Miami – Found on the southeast tip of Florida, Miami has a population of about 442,241 residents, with 6.2 million people living in the metropolitan area. There is a strong Latin American (especially Cuban) influence in the Miami area and major Spanish-language media are located in the city. Miami is a hub for international business and financial services. Points of interest in Miami include the Bayside Marketplace, Art Deco Historic District, Vizcaya Museum and Gardens, Port of Miami, South Beach, Bayfront Park, Zoo Miami, and Key Biscayne and Crandon Park.
Atlanta – Located in northern Georgia, Atlanta has 498,715 residents, however, there are 6 million people living in the metropolitan area. Atlanta has the world’s busiest airport and is a major transportation hub in the United States. With the 10th largest economy of any U.S. city, the key business sectors in Atlanta include transportation, logistics, information technology, news media, healthcare, aerospace, film and television, and biomedical research. Some of the points of interest in Atlanta include the Georgia Aquarium; Atlanta Botanical Garden; Piedmont Park; World of Coca Cola; Atlanta Zoo; CNN Center; National Center for Civil and Human Rights; High Museum of Art; College Football Hall of Fame; Jimmy Carter Presidential Library and Museum; Centennial Olympic Park; The King Center; and the Atlanta History Center.
Other major cities in the United States include: Phoenix (Arizona); San Antonio (Texas); San Diego (California); Dallas (Texas); San Jose (California); Austin (Texas); Jacksonville (Florida); Fort Worth (Texas); Columbus (Ohio); Indianapolis (Indiana); Charlotte (North Carolina); San Francisco (California); Seattle (Washington); Denver (Colorado); Nashville (Tennessee); Oklahoma City (Oklahoma); El Paso (Texas); Boston (Massachusetts); Portland (Oregon); and Las Vegas (Nevada); among many others.

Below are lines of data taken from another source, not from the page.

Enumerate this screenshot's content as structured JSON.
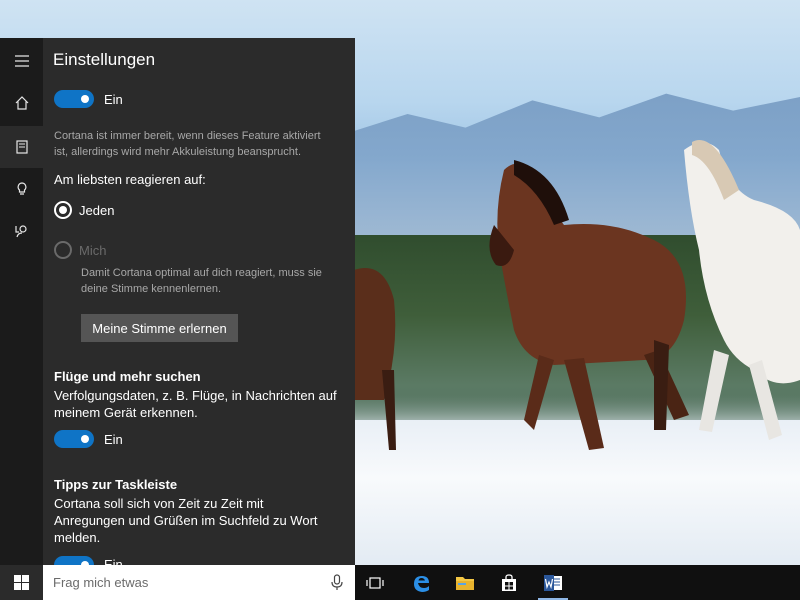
{
  "panel": {
    "title": "Einstellungen",
    "toggle_top_label": "Ein",
    "toggle_top_desc_line1": "Cortana ist immer bereit, wenn dieses Feature aktiviert",
    "toggle_top_desc_line2": "ist, allerdings wird mehr Akkuleistung beansprucht.",
    "react_heading": "Am liebsten reagieren auf:",
    "option_jeden": "Jeden",
    "option_mich": "Mich",
    "mich_desc_line1": "Damit Cortana optimal auf dich reagiert, muss sie",
    "mich_desc_line2": "deine Stimme kennenlernen.",
    "learn_voice_button": "Meine Stimme erlernen",
    "flights_heading": "Flüge und mehr suchen",
    "flights_desc_line1": "Verfolgungsdaten, z. B. Flüge, in Nachrichten auf",
    "flights_desc_line2": "meinem Gerät erkennen.",
    "flights_toggle_label": "Ein",
    "tips_heading": "Tipps zur Taskleiste",
    "tips_desc_line1": "Cortana soll sich von Zeit zu Zeit mit",
    "tips_desc_line2": "Anregungen und Grüßen im Suchfeld zu Wort",
    "tips_desc_line3": "melden.",
    "tips_toggle_label": "Ein"
  },
  "rail": {
    "items": [
      "menu-icon",
      "home-icon",
      "notebook-icon",
      "lightbulb-icon",
      "feedback-icon"
    ],
    "active": "notebook-icon"
  },
  "taskbar": {
    "search_placeholder": "Frag mich etwas",
    "apps": [
      "task-view-icon",
      "edge-icon",
      "file-explorer-icon",
      "store-icon",
      "word-icon"
    ]
  },
  "colors": {
    "accent": "#0f74c6",
    "panel_bg": "#2b2b2b",
    "rail_bg": "#1b1b1b",
    "taskbar_bg": "#101010"
  }
}
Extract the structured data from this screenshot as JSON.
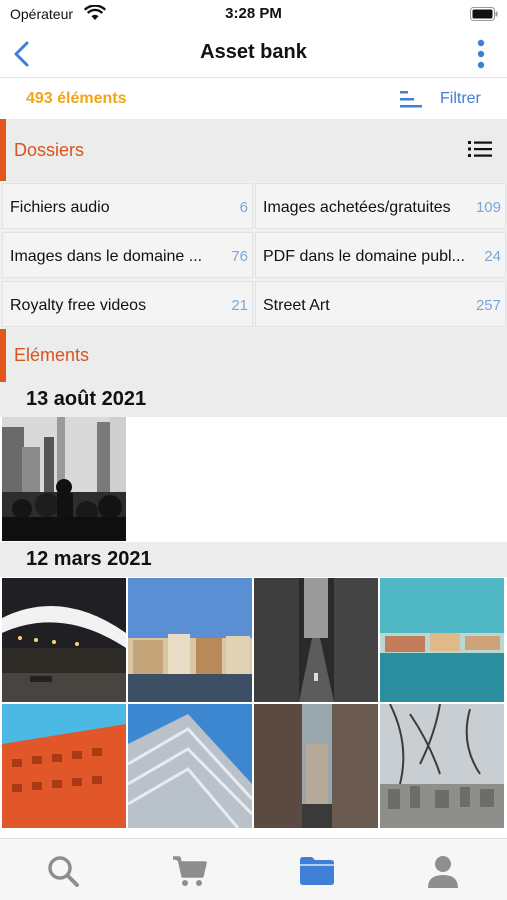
{
  "status_bar": {
    "carrier": "Opérateur",
    "time": "3:28 PM"
  },
  "nav": {
    "title": "Asset bank",
    "back_icon": "chevron-left-icon",
    "more_icon": "more-vertical-icon"
  },
  "toolbar": {
    "count": "493 éléments",
    "filter_label": "Filtrer",
    "sort_icon": "sort-lines-icon"
  },
  "colors": {
    "accent": "#e0561c",
    "count": "#f2a516",
    "link": "#3f7fd6",
    "folder_count": "#7aa7d6",
    "tab_active": "#3f7fd6",
    "tab_inactive": "#8e8e8e"
  },
  "folders_section": {
    "title": "Dossiers",
    "view_icon": "list-view-icon"
  },
  "folders": [
    {
      "name": "Fichiers audio",
      "count": "6"
    },
    {
      "name": "Images achetées/gratuites",
      "count": "109"
    },
    {
      "name": "Images dans le domaine ...",
      "count": "76"
    },
    {
      "name": "PDF dans le domaine publ...",
      "count": "24"
    },
    {
      "name": "Royalty free videos",
      "count": "21"
    },
    {
      "name": "Street Art",
      "count": "257"
    }
  ],
  "elements_section": {
    "title": "Eléments"
  },
  "groups": [
    {
      "date": "13 août 2021",
      "photos": [
        "bw-city-crowd"
      ]
    },
    {
      "date": "12 mars 2021",
      "photos": [
        "bridge-night",
        "river-buildings",
        "narrow-street-bw",
        "lake-waterfront",
        "orange-facade",
        "glass-building",
        "old-alley",
        "city-view-tree"
      ]
    }
  ],
  "tab_bar": {
    "tabs": [
      "search-icon",
      "cart-icon",
      "folder-icon",
      "user-icon"
    ],
    "active": "folder-icon"
  }
}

If you would like to live in the USA and want to start the process, click here!